Affordable Access

Access to the full text

A Standardized Template for Clinical Studies in Preterm Birth

Authors
  • Myatt, Leslie1
  • Eschenbach, David A.2
  • Lye, Stephen J.3
  • Mesiano, Sam4
  • Murtha, Amy P.5
  • Williams, Scott M.6
  • Pennell, Craig E.7
  • 1 University of Texas Health Science Center San Antonio, 7703 Floyd Curl Drive, San Antonio, TX, 78229-3900, USA , San Antonio (United States)
  • 2 University of Washington, Seattle, WA, USA , Seattle (United States)
  • 3 Mt Sinai Hospital, Toronto, ON, Canada , Toronto (Canada)
  • 4 Case Western Reserve University, Cleveland, OH, USA , Cleveland (United States)
  • 5 Duke University Medical Center, Durham, NC, USA , Durham (United States)
  • 6 Vanderbilt University School of Medicine, Nashville, TN, USA , Nashville (United States)
  • 7 The University of Western Australia, Perth, Australia , Perth (Australia)
Type
Published Article
Journal
Reproductive Sciences
Publisher
SAGE Publications
Publication Date
May 01, 2012
Volume
19
Issue
5
Pages
474–482
Identifiers
DOI: 10.1177/1933719111426602
Source
Springer Nature
Keywords
License
Yellow

Abstract

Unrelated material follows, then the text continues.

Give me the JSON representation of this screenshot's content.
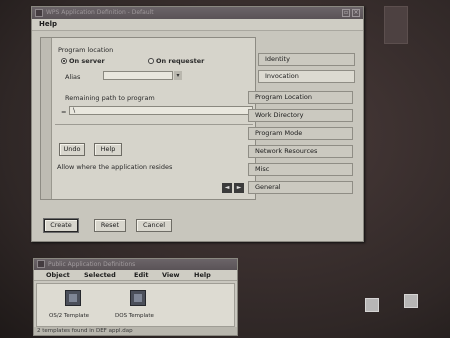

BackgroundPreterm birth is a major societal and economic problem accounting for 80 to 90% of neonatal morbidity and mortality worldwide. It is recognized as a complex multifactorial condition comprising several distinct clinical phenotypes with different underlying etiologies. As animal models are expensive and fail to mimic the biology of spontaneous preterm birth in humans, understanding the pathophysiology requires detailed clinical studies. Meta-analyses and clinical translation of data, however, are limited by heterogeneity of study design and size, publication and reporting biases, definition of patient groups, and a lack of standard universal definitions. This article provides a harmonized open-source template for designing clinical studies addressing preterm birth.MethodsRecommendations are made for clinical definitions, choice and assignment to preterm birth phenotypes, selection of enriched populations and control pregnancies, and potential confounding factors. In addition, recommendations are made for study design, sample size and power calculations, the minimal data sets needed for any study of preterm birth, and the optimal data set of an ideal study.ResultsRecommended patient phenotypes are infection, uterine overdistension, hemorrhage, stress (either maternal or fetal), and idiopathic. Confounding factors include medical conditions, obesity, antenatal glucocorticoids, multifetal pregnancies, and fetal sex. Guidelines regarding study design, sample size, and clinical data acquisition are provided to serve as a universal template for preterm birth studies.ConclusionsAdoption of a harmonized template will allow generation of protocols and studies with a basic degree of compatibility and will allow data to be compared, and samples and data sets to be combined for meaningful meta-analyses.

Report this publication

Statistics

Seen <100 times